Some words are crystal clear. “Rape,” “violence,” and “abuse” are some words that have it “easy” as compared to their counterparts. They are definite. They are an entity within themselves. They convey without hesitation and haunt without restriction. Then come the words that, by a meager glance, would seem absolute, but dwell deep within and suddenly you are caught, off guard, in a an ocean of contempt, hatred, and power, but at its basic a word misplaced.
Feminism, like most new, badly “translated” words is under fire. It pops up every now and then on our Facebook, Twitter, and Tumblr feeds and every time it does it leaves a sour aftertaste, often evoking a raging disgust. Unlike “assault,” “murder,” or “rape,” this word (feminism), which at its very essence is merely an 8-letter word, is regrettably misunderstood today’s world. So here is my attempt to explain feminism — not to convince you or deviously manipulate you, but simply to make you aware that you can choose to be associated with this word, or not.
Feminism is a movement. It is a spiritual, physical, virtual movement. A movement or cause that promises equality and respect at all fronts for both women and men. Why do we need feminism? We need feminism because every time in the United States when one individual gets paid 77cents and the other makes a dollar for the same work, just because of the category society put them in, a large portion of equality to snatched right out from under our feet. We need feminism for every time a woman who is sexually assaulted is asked to “keep it quiet” or is blamed for the assault while her perpetrator is able to roam the streets free.

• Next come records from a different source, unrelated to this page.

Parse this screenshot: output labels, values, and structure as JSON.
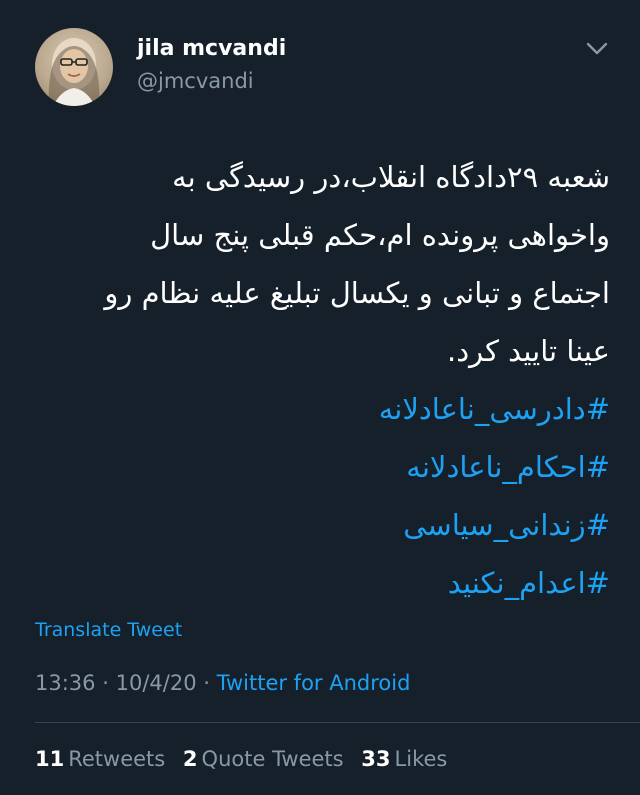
{
  "user": {
    "display_name": "jila mcvandi",
    "handle": "@jmcvandi"
  },
  "tweet": {
    "lines": [
      "شعبه ۲۹دادگاه انقلاب،در رسیدگی به",
      "واخواهی پرونده ام،حکم قبلی پنج سال",
      "اجتماع و تبانی و یکسال تبلیغ علیه نظام رو",
      "عینا تایید کرد."
    ],
    "hashtags": [
      "#دادرسی_ناعادلانه",
      "#احکام_ناعادلانه",
      "#زندانی_سیاسی",
      "#اعدام_نکنید"
    ],
    "translate_label": "Translate Tweet",
    "time": "13:36",
    "date": "10/4/20",
    "separator": "·",
    "source": "Twitter for Android"
  },
  "stats": {
    "retweets_count": "11",
    "retweets_label": "Retweets",
    "quotes_count": "2",
    "quotes_label": "Quote Tweets",
    "likes_count": "33",
    "likes_label": "Likes"
  },
  "colors": {
    "background": "#15202b",
    "text": "#ffffff",
    "secondary": "#8899a6",
    "accent": "#1da1f2",
    "divider": "#38444d"
  },
  "icons": {
    "menu": "chevron-down-icon"
  }
}
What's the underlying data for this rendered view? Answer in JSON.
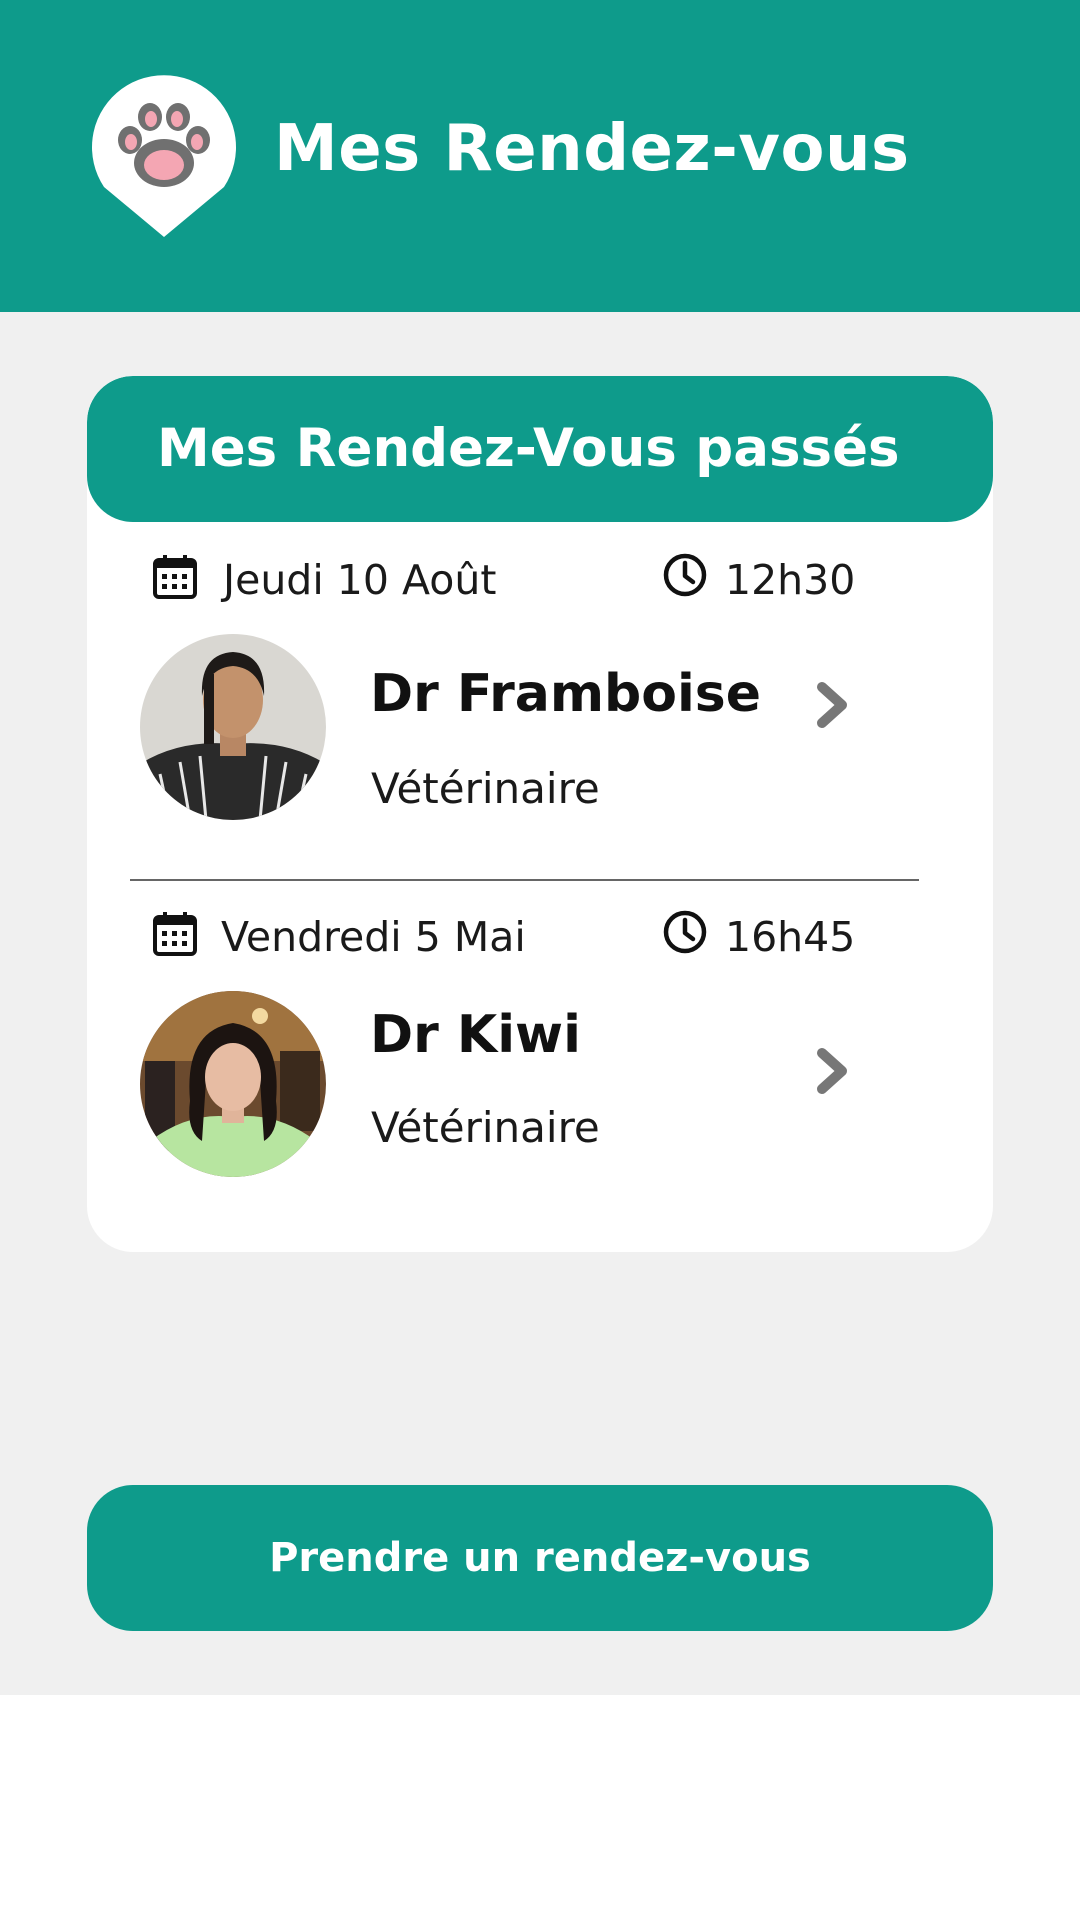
{
  "header": {
    "title": "Mes Rendez-vous",
    "logo_icon": "paw-pin-icon"
  },
  "past_appointments": {
    "title": "Mes Rendez-Vous passés",
    "items": [
      {
        "date": "Jeudi 10 Août",
        "time": "12h30",
        "doctor": "Dr Framboise",
        "role": "Vétérinaire",
        "avatar": "doctor-photo"
      },
      {
        "date": "Vendredi 5 Mai",
        "time": "16h45",
        "doctor": "Dr Kiwi",
        "role": "Vétérinaire",
        "avatar": "doctor-photo"
      }
    ]
  },
  "book_button": {
    "label": "Prendre un rendez-vous"
  },
  "colors": {
    "primary": "#0e9b8b",
    "background": "#f0f0f0",
    "card": "#ffffff",
    "chevron": "#777777"
  }
}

Contrary to popular belief, feminism does not aim to take power or jobs away from men. We (for I am a proud feminist) are here to enable equal opportunity for women and to share this power with men. Many times people, especially men (read any feminist article, website or blog and you’ll see this heinous trend), love to berate the fact that feminists “hate” men. Why? Because feminists merely want women to be able to be credible engineers and scientists and not just a token? Because feminists know that women are as good as men at math? Because women, like men, should have the right to choose a career over marriage? Because a woman’s clothing shouldn’t determine her character?
Why should loving yourself be equivalent to hating someone else? Why is it that when women stand up for themselves, for their bodies, and for their choices, they are shamed and bullied for it? How come when men do the same they are applauded for it? Feminism wasn’t born out of a figment or illusionary context, it was a seed that was sowed and matured after years of harassment, sexism, and discrimination towards women. After years of women being treated as inferior to and by men.
To enable equal opportunity, individuals need to be seen as equal, irrespective of gender. And as simple as that concept may sound, we still somehow struggle with it in the 21st century. Everywhere we look, women are the “lesser” beings. Hollywood, Bollywood, engineering, cooking, athletes, you name it. It’s abundantly clear, when The Huffington Post or The Guardian choose to make a symbol of a woman who succeeds in engineering or computer science, that we clearly have not made much progress. Why is it that when a woman does well, it’s still newsworthy?
Feminism isn’t petty. It has various forms, definitions and branches, if you will, as does every movement — some of which I don’t necessarily agree with, and some which I actively defy. In a world where so many opinions and experiences exist, perspectives will differ and they must. And while this may often lead to misunderstanding, conflict and even hate, it ultimately helps pave the way for better solutions.
Most, if not all, schools of feminism aim to empower women. They aim to give women a choice — a choice to live her life however she wills it, to have sex (gasp!) if she wants, to not have babies (even bigger gasp!) if that’s her choice, and to wear what she wants. But most of all feminism aims to recognize women as individuals first and then as “women,” and not just as baby-making machines.
Women are not an entity. They are no one’s right and they owe “society” nothing. They are a whole being, not a link or an association, and that is what feminism preaches. Equality. That’s it. Not so complicated now, is it?